For a while, it seemed as though the underdogs had snatched the year from the fat cats. It looked as though Amit Trivedi’s soundtrack for Dev.D would be a shoo-in for every major and minor award; Pankaj Advani and directorial duo Raj Nidimoru and Krishna D.K. would get noticed for their small-budget, large-hearted films; Ranbir Kapoor would have very little competition in the best actor race. But Bollywood struck back, and how.
The Screen Awards in January sent out the first strong signal that of all the films released in 2009, 3 Idiots and Paa were the most award-friendly. Will the Filmfare Awards, to be held on 27 February, be any different? Rajkumar Hirani has probably already memorized his acceptance speech for the best director award, while the Bachchans must be getting ready to jointly receive the best actor prize for Amitabh Bachchan in Paa.
No surprises: Big-budget films such as 3 Idiots are bound to win.
The organizers and juries of film awards are usually keener on mirroring popular taste than rewarding formal achievements or experimentation. Sometimes, they simply defy logic. There was no reason why Aamir Khan should have lost the Filmfare Award for best actor in 1995 to Shah Rukh Khan. The only explanation is that Rangeela didn’t make as much as money as Dilwale Dulhania le Jayenge. Juries change over the years, but Mammon never leaves the room.
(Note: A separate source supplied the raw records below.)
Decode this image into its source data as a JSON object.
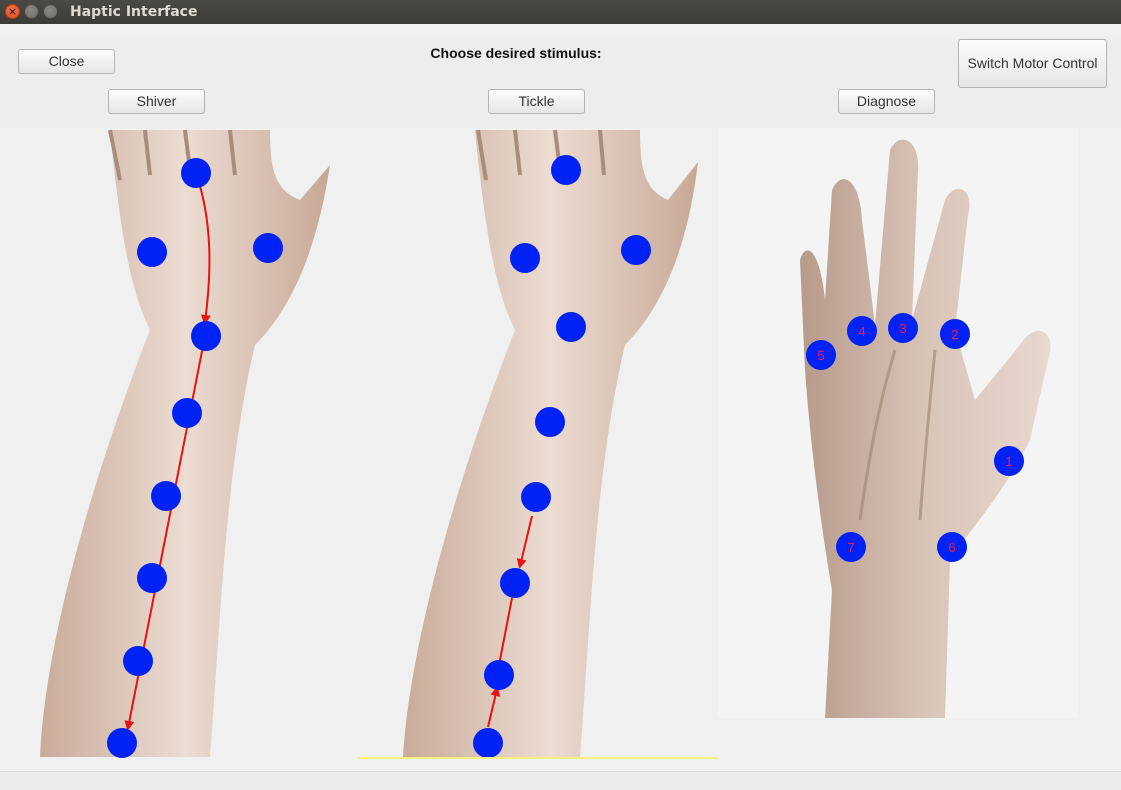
{
  "window": {
    "title": "Haptic Interface"
  },
  "toolbar": {
    "close_label": "Close",
    "heading": "Choose desired stimulus:",
    "switch_label": "Switch Motor Control",
    "shiver_label": "Shiver",
    "tickle_label": "Tickle",
    "diagnose_label": "Diagnose"
  },
  "colors": {
    "dot": "#0022f5",
    "arrow": "#e81212",
    "label": "#ff1a4a",
    "titlebar": "#3c3b37"
  },
  "diagnose": {
    "points": [
      {
        "label": "1"
      },
      {
        "label": "2"
      },
      {
        "label": "3"
      },
      {
        "label": "4"
      },
      {
        "label": "5"
      },
      {
        "label": "6"
      },
      {
        "label": "7"
      }
    ]
  }
}
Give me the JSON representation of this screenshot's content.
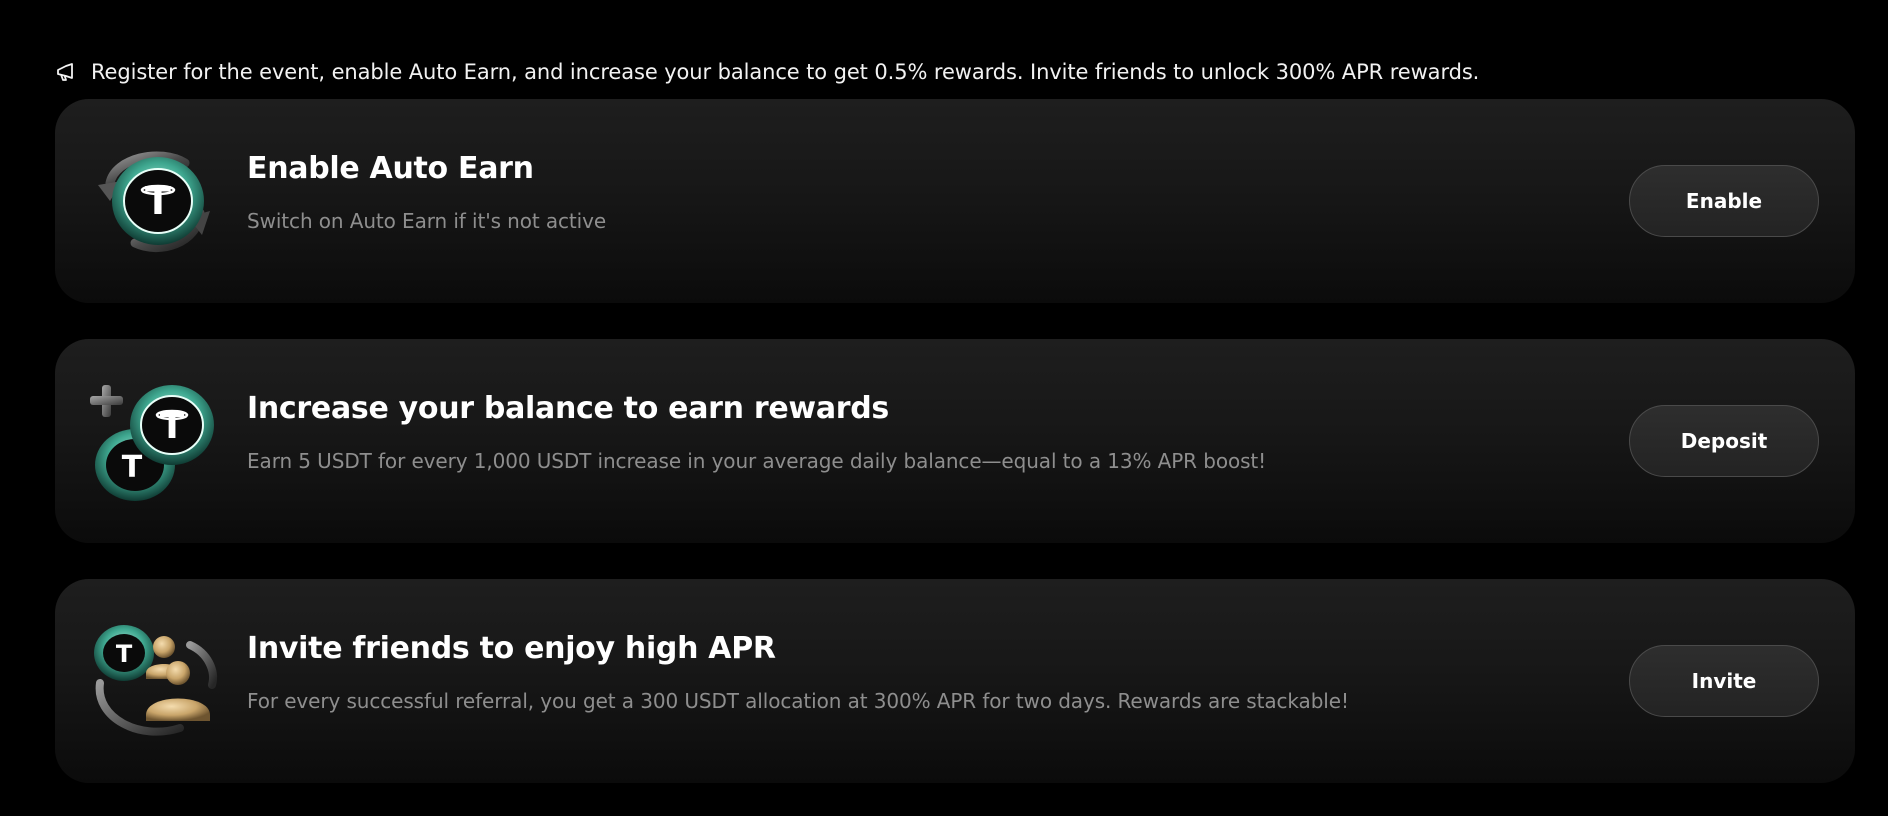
{
  "banner": {
    "icon": "megaphone-icon",
    "text": "Register for the event, enable Auto Earn, and increase your balance to get 0.5% rewards. Invite friends to unlock 300% APR rewards."
  },
  "tasks": [
    {
      "icon": "usdt-rotate-icon",
      "title": "Enable Auto Earn",
      "description": "Switch on Auto Earn if it's not active",
      "button_label": "Enable"
    },
    {
      "icon": "usdt-plus-coins-icon",
      "title": "Increase your balance to earn rewards",
      "description": "Earn 5 USDT for every 1,000 USDT increase in your average daily balance—equal to a 13% APR boost!",
      "button_label": "Deposit"
    },
    {
      "icon": "usdt-referral-icon",
      "title": "Invite friends to enjoy high APR",
      "description": "For every successful referral, you get a 300 USDT allocation at 300% APR for two days. Rewards are stackable!",
      "button_label": "Invite"
    }
  ],
  "colors": {
    "background": "#000000",
    "card": "#1a1a1a",
    "coin_ring": "#3fa890",
    "gold": "#c9a56a",
    "muted_text": "#8e8e8e"
  }
}
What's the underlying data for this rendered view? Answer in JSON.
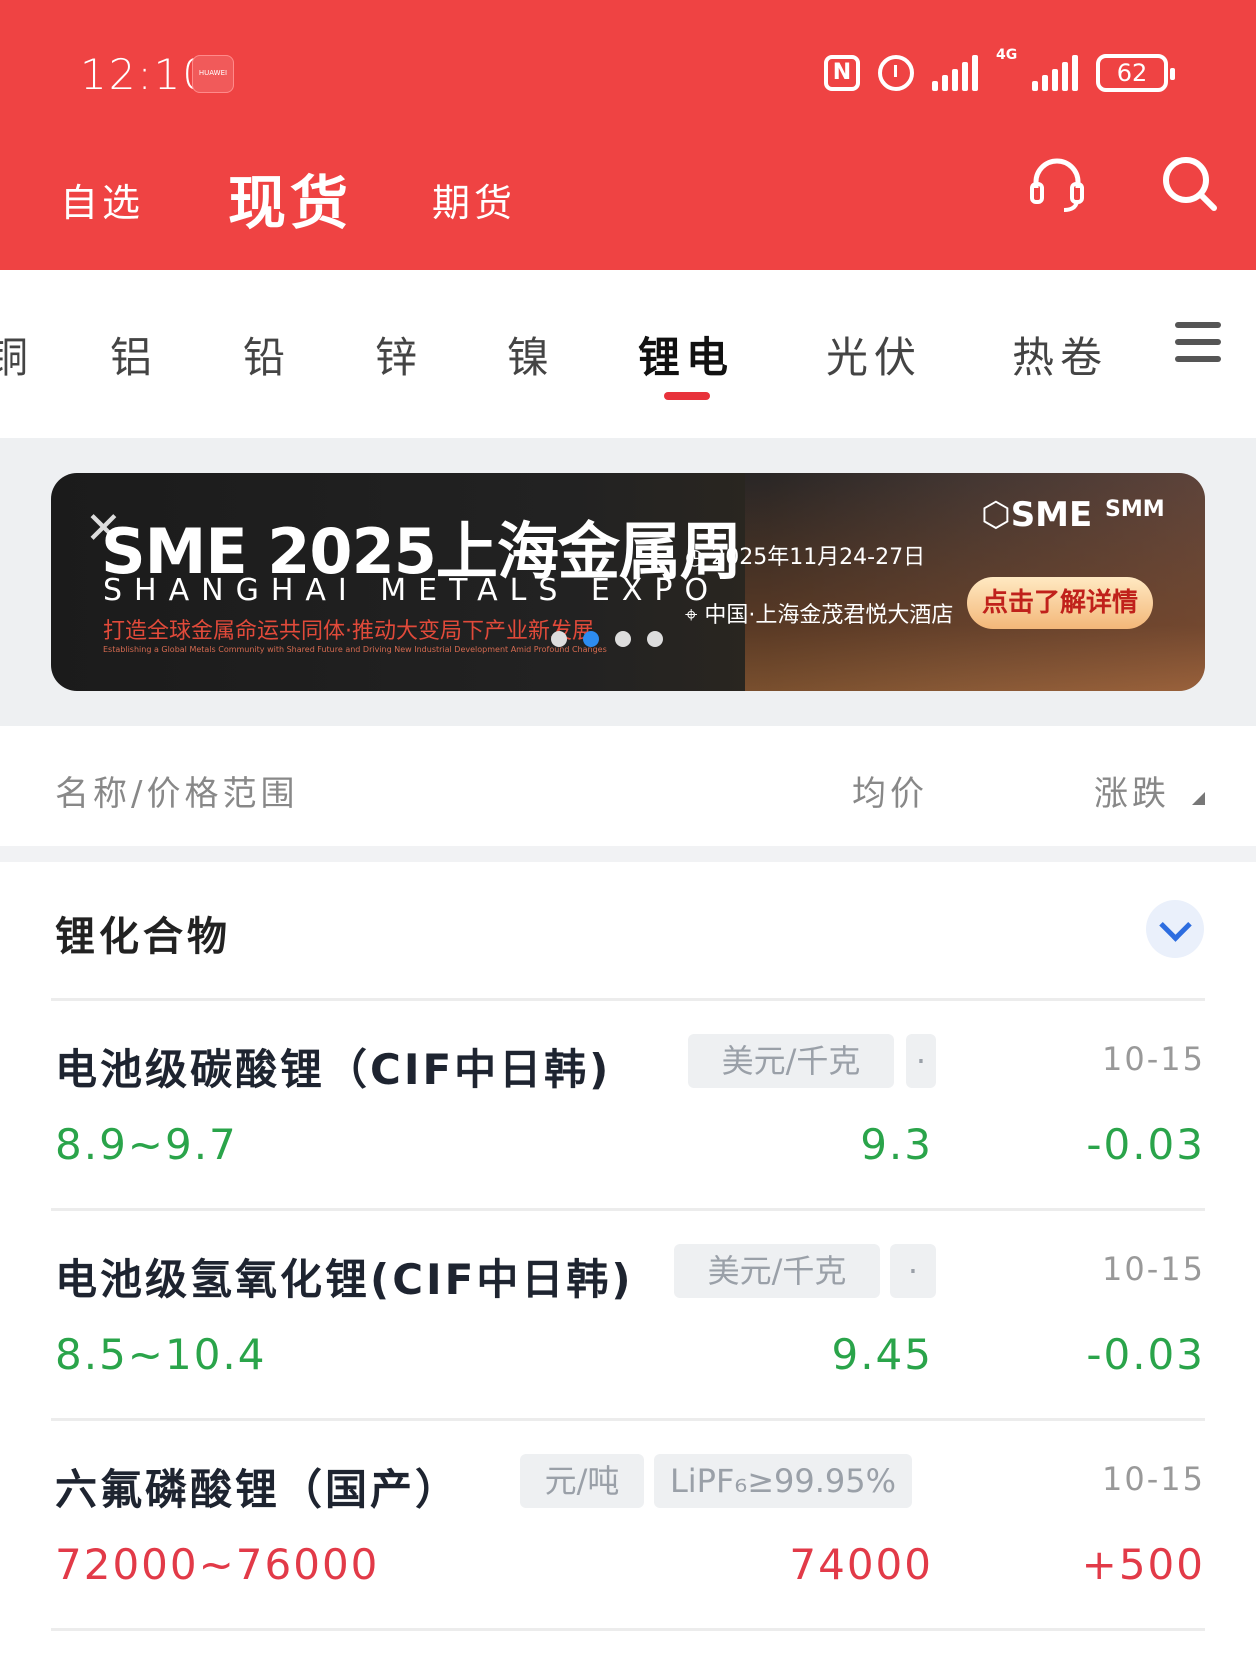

Aamir Khan will probably get the best actor award this year for 3 Idiots, for which he is competing with Bachchan Sr’s progeria-affected adolescent in Paa. Ranbir Kapoor, who shone in Wake Up Sid, Ajab Prem ki Ghazab Kahani and Rocket Singh: Salesman of the Year, may have to be satisfied with the “critics’ choice” award, which is usually given to any film or performer that earned more stars than box-office revenue. Prominent consolation prize winners include Ram Gopal Varma for his magnificent Satya in 1999 and Rani Mukherjee for Saathiya in 2003. Satya lost out to Kuch Kuch Hota Hai, while Mukherjee was trumped by Aishwarya Rai Bachchan in Devdas. Vishal Bhardwaj didn’t even get nominated in the best soundtrack category for Omkara in 2006, despite it being one of his best scores.
The Filmfare Awards are as risk-averse as the Oscars, and reward superhits, spectacles and comebacks just as fondly as Hollywood. 3 Idiots has raked in so much money that the film which ostensibly celebrates non-conformism is compelling everybody to fall in line. Is there any awards ceremony in the country that dares to evaluate 3 Idiots purely on its aesthetic merits and decide that its contrived screenplay and broad acting don’t deserve to be covered in awards glory? Which is a more nuanced performance: Amitabh Bachchan under acres of make-up in Paa, or Ranbir Kapoor in Wake Up Sid?
The answers can be found in the balance sheets of the production houses that control the industry. The year 2009 was one of hubris and humiliation for several banners. Audiences proved to be crueller than the monsoon. They punished several big-budget films and showered their blessings on a select few. A movie’s box-office fate proved to be less predictable than an Indian Premier League match. The gargantuan success of 3 Idiots indicated that audiences haven’t stopped being suckers for old-fashioned, manipulative storytelling. The fact that 3 Idiots is still going great guns in a cinema hall near you makes the envelope-pushing of Dev.D and Kaminey a distant memory.
My own prediction for the Filmfare Awards is that the big lollies will be handed to 3 Idiots and Paa. The rest of the awards will be distributed evenly among the less fortunate. Everybody will go home with at least one golden piece of metal. Film-makers who lose out at Filmfare, or feel that they’re a statuette or two short, can take heart in the fact that there’s always the National Awards to look forward to. Our increasingly glamour-struck government can be counted upon to give Bollywood yet another pat on the back.
Nandini Ramnath is the film critic of Time Out Mumbai (www.timeoutmumbai.net).
Write to Nandini at firstname.lastname@example.org